> [Data extracts]
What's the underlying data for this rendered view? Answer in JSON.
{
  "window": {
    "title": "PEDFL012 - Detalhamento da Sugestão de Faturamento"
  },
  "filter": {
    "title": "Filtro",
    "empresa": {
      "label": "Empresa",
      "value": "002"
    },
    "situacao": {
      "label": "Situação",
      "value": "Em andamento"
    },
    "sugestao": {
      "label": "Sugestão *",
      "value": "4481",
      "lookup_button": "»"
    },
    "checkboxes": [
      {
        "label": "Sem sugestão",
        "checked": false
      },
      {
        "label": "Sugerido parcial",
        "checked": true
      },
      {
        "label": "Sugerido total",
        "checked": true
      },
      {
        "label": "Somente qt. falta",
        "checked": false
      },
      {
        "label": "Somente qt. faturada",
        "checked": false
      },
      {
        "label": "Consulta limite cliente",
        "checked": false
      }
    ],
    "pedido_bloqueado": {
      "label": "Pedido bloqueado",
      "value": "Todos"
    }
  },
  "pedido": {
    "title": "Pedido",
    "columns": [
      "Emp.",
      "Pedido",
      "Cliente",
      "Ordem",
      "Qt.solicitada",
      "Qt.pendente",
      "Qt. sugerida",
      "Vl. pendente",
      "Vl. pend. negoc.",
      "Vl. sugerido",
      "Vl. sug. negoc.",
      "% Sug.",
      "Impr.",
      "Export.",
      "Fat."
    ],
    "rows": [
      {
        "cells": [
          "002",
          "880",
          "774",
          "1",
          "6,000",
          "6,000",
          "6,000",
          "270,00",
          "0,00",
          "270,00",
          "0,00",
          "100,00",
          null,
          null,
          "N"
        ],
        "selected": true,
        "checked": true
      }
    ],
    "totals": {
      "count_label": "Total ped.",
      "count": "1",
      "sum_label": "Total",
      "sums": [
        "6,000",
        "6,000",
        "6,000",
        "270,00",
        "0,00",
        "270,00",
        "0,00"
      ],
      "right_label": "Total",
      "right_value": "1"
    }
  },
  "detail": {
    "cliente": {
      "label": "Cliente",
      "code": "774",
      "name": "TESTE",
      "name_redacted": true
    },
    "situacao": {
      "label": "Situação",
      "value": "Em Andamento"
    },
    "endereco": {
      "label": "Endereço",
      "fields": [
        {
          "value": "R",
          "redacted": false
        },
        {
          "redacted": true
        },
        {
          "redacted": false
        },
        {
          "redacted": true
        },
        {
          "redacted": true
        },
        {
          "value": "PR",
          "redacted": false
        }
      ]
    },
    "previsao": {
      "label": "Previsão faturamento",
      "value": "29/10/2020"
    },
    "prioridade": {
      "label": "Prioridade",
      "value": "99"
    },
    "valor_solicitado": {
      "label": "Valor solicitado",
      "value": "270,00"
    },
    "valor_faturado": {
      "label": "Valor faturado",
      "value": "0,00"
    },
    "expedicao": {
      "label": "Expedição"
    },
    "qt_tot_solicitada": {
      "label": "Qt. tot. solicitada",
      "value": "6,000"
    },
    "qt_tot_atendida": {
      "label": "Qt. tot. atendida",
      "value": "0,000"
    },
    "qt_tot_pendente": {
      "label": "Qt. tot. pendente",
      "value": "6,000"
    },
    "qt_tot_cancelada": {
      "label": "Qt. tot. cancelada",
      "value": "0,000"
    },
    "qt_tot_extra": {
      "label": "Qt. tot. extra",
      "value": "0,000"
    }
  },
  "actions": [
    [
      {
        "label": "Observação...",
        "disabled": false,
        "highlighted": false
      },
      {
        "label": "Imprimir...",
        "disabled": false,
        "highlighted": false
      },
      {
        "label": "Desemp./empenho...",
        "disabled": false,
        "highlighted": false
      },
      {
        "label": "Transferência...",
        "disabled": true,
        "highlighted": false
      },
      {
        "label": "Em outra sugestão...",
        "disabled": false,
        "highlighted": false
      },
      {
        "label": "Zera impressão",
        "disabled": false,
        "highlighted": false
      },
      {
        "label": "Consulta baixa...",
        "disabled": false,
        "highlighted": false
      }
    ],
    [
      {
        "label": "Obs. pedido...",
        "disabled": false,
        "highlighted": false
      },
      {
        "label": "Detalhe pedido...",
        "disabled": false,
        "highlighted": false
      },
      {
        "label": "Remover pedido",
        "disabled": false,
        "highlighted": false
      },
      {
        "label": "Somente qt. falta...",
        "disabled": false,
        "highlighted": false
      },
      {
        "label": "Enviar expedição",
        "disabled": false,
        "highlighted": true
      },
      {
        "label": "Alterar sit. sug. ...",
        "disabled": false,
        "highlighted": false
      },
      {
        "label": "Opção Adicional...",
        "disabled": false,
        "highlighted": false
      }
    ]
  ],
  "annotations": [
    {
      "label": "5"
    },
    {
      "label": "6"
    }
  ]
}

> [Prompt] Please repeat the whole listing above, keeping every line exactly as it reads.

> [Response to this task]
What's the underlying data for this rendered view? Answer in JSON.
{
  "window": {
    "title": "PEDFL012 - Detalhamento da Sugestão de Faturamento"
  },
  "filter": {
    "title": "Filtro",
    "empresa": {
      "label": "Empresa",
      "value": "002"
    },
    "situacao": {
      "label": "Situação",
      "value": "Em andamento"
    },
    "sugestao": {
      "label": "Sugestão *",
      "value": "4481",
      "lookup_button": "»"
    },
    "checkboxes": [
      {
        "label": "Sem sugestão",
        "checked": false
      },
      {
        "label": "Sugerido parcial",
        "checked": true
      },
      {
        "label": "Sugerido total",
        "checked": true
      },
      {
        "label": "Somente qt. falta",
        "checked": false
      },
      {
        "label": "Somente qt. faturada",
        "checked": false
      },
      {
        "label": "Consulta limite cliente",
        "checked": false
      }
    ],
    "pedido_bloqueado": {
      "label": "Pedido bloqueado",
      "value": "Todos"
    }
  },
  "pedido": {
    "title": "Pedido",
    "columns": [
      "Emp.",
      "Pedido",
      "Cliente",
      "Ordem",
      "Qt.solicitada",
      "Qt.pendente",
      "Qt. sugerida",
      "Vl. pendente",
      "Vl. pend. negoc.",
      "Vl. sugerido",
      "Vl. sug. negoc.",
      "% Sug.",
      "Impr.",
      "Export.",
      "Fat."
    ],
    "rows": [
      {
        "cells": [
          "002",
          "880",
          "774",
          "1",
          "6,000",
          "6,000",
          "6,000",
          "270,00",
          "0,00",
          "270,00",
          "0,00",
          "100,00",
          null,
          null,
          "N"
        ],
        "selected": true,
        "checked": true
      }
    ],
    "totals": {
      "count_label": "Total ped.",
      "count": "1",
      "sum_label": "Total",
      "sums": [
        "6,000",
        "6,000",
        "6,000",
        "270,00",
        "0,00",
        "270,00",
        "0,00"
      ],
      "right_label": "Total",
      "right_value": "1"
    }
  },
  "detail": {
    "cliente": {
      "label": "Cliente",
      "code": "774",
      "name": "TESTE",
      "name_redacted": true
    },
    "situacao": {
      "label": "Situação",
      "value": "Em Andamento"
    },
    "endereco": {
      "label": "Endereço",
      "fields": [
        {
          "value": "R",
          "redacted": false
        },
        {
          "redacted": true
        },
        {
          "redacted": false
        },
        {
          "redacted": true
        },
        {
          "redacted": true
        },
        {
          "value": "PR",
          "redacted": false
        }
      ]
    },
    "previsao": {
      "label": "Previsão faturamento",
      "value": "29/10/2020"
    },
    "prioridade": {
      "label": "Prioridade",
      "value": "99"
    },
    "valor_solicitado": {
      "label": "Valor solicitado",
      "value": "270,00"
    },
    "valor_faturado": {
      "label": "Valor faturado",
      "value": "0,00"
    },
    "expedicao": {
      "label": "Expedição"
    },
    "qt_tot_solicitada": {
      "label": "Qt. tot. solicitada",
      "value": "6,000"
    },
    "qt_tot_atendida": {
      "label": "Qt. tot. atendida",
      "value": "0,000"
    },
    "qt_tot_pendente": {
      "label": "Qt. tot. pendente",
      "value": "6,000"
    },
    "qt_tot_cancelada": {
      "label": "Qt. tot. cancelada",
      "value": "0,000"
    },
    "qt_tot_extra": {
      "label": "Qt. tot. extra",
      "value": "0,000"
    }
  },
  "actions": [
    [
      {
        "label": "Observação...",
        "disabled": false,
        "highlighted": false
      },
      {
        "label": "Imprimir...",
        "disabled": false,
        "highlighted": false
      },
      {
        "label": "Desemp./empenho...",
        "disabled": false,
        "highlighted": false
      },
      {
        "label": "Transferência...",
        "disabled": true,
        "highlighted": false
      },
      {
        "label": "Em outra sugestão...",
        "disabled": false,
        "highlighted": false
      },
      {
        "label": "Zera impressão",
        "disabled": false,
        "highlighted": false
      },
      {
        "label": "Consulta baixa...",
        "disabled": false,
        "highlighted": false
      }
    ],
    [
      {
        "label": "Obs. pedido...",
        "disabled": false,
        "highlighted": false
      },
      {
        "label": "Detalhe pedido...",
        "disabled": false,
        "highlighted": false
      },
      {
        "label": "Remover pedido",
        "disabled": false,
        "highlighted": false
      },
      {
        "label": "Somente qt. falta...",
        "disabled": false,
        "highlighted": false
      },
      {
        "label": "Enviar expedição",
        "disabled": false,
        "highlighted": true
      },
      {
        "label": "Alterar sit. sug. ...",
        "disabled": false,
        "highlighted": false
      },
      {
        "label": "Opção Adicional...",
        "disabled": false,
        "highlighted": false
      }
    ]
  ],
  "annotations": [
    {
      "label": "5"
    },
    {
      "label": "6"
    }
  ]
}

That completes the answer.